Now, you might think this was harsh feedback, but truth be told, I’m not upset--at least not about that.  My friend is legitimately busy, and I always feel like a heel inflicting my shit on other people.  Like, I KNOW it is a major imposition to ask people to read my stuff.  I read enough of other people’s stuff to understand this, and it doesn’t hurt my feelings when those same people read mine and tell me what they think in clear language.  Kind lies help no one, and I too am busy.
Here’s the problem.  I’ve been writing pretty much every day since September 1999, and it seems like I’m no better off now than I was way back then.  People keep telling me the same thing, that I need to “show” my stories rather than “tell” them, and while I understand this intellectually, I literally cannot see it in my own work.  Regardless of scene structure, you as a reader are always taking my word for whatever it is I’m telling you as a writer, and I just can’t parse when simple declarative statements make sense.  
It’s driving me batty.
People keep telling me that I get too attached to my writing, but in this, they are projecting their own failures onto me.  Unless you know Stephen King, I am almost certainly the fastest writer you’ve ever met.  My writing may suck shit, but there is a Hell of a lot of it.  It’s not always great, but at a minimum it usually makes narrative sense.  This doesn’t mean that I’m attached to anything.  It means that I put down a fuckload of words.  Somehow, I seem to do okay with Dungeons and Dragons adventures and with simple sports analysis.  People like that stuff, for better or worse.  However, people hate my fiction.  It’s driving me crazy, not because I’m unwilling to cut or to rewrite.  I’ve thrown whole novels away--more than you’d think, I’m sure.  The problem is that I’m rewriting ineffectively.  I literally cannot see when, why, or how my writing fails.  It’s a total blind spot.
It feels like a systemic problem.  I have no idea what you people like or why, and I don’t know how to bridge the gap.  My view of the world must be so alien, so far removed from whatever counts as average, that I simply cannot see why you people want to read the things that you do.
Call that whatever you want; I feel like I need a new hobby.  Or maybe, for my own mental health, I just need to give up this one.


  1. Dan -- I hate to be a smart ass... but I can't resist.... I enjoyed reading the above.
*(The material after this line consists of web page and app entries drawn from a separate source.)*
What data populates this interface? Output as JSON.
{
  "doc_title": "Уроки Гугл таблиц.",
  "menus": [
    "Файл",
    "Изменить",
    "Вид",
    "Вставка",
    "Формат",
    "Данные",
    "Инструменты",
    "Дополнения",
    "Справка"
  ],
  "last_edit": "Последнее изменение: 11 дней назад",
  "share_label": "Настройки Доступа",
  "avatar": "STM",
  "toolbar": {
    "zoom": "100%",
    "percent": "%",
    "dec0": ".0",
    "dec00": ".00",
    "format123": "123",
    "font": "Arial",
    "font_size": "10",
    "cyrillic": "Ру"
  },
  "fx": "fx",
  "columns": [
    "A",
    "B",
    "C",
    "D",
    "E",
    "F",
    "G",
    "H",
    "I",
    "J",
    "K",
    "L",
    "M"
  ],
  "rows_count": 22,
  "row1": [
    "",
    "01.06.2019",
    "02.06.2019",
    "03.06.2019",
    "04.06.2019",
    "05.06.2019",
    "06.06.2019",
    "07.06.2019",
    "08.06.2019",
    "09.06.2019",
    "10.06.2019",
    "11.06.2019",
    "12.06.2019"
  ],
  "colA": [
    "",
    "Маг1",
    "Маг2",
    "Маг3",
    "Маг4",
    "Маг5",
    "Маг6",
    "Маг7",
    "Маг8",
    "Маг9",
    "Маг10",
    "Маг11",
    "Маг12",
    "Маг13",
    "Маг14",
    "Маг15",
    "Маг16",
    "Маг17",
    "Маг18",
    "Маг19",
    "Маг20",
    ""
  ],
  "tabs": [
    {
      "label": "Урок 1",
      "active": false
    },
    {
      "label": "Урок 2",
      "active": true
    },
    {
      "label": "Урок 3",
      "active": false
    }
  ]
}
Here's to better critiques in the future.. don't give up on it if you enjoy it!

    1. I'm not giving up, exactly, I'm just frustrated. There's no doubt that *some* of my writing has found an audience. But even after all this time, my fiction hasn't, and I'm starting to think that the problem is me personally and my specific background and worldview. I've been at this a LONG time, and I've not gotten anywhere. Meanwhile, I don't do failure well... or particularly often.

      For what it's worth, other West Pointers seem to like my stuff fine. That's either because they know me and like me and are therefore predisposed to like my stuff, or else they have the same worldview I do and therefore the same ideas about what works. Regardless, it's not you guys who are the problem. It's the rest of the planet with whom I seem unable to connect.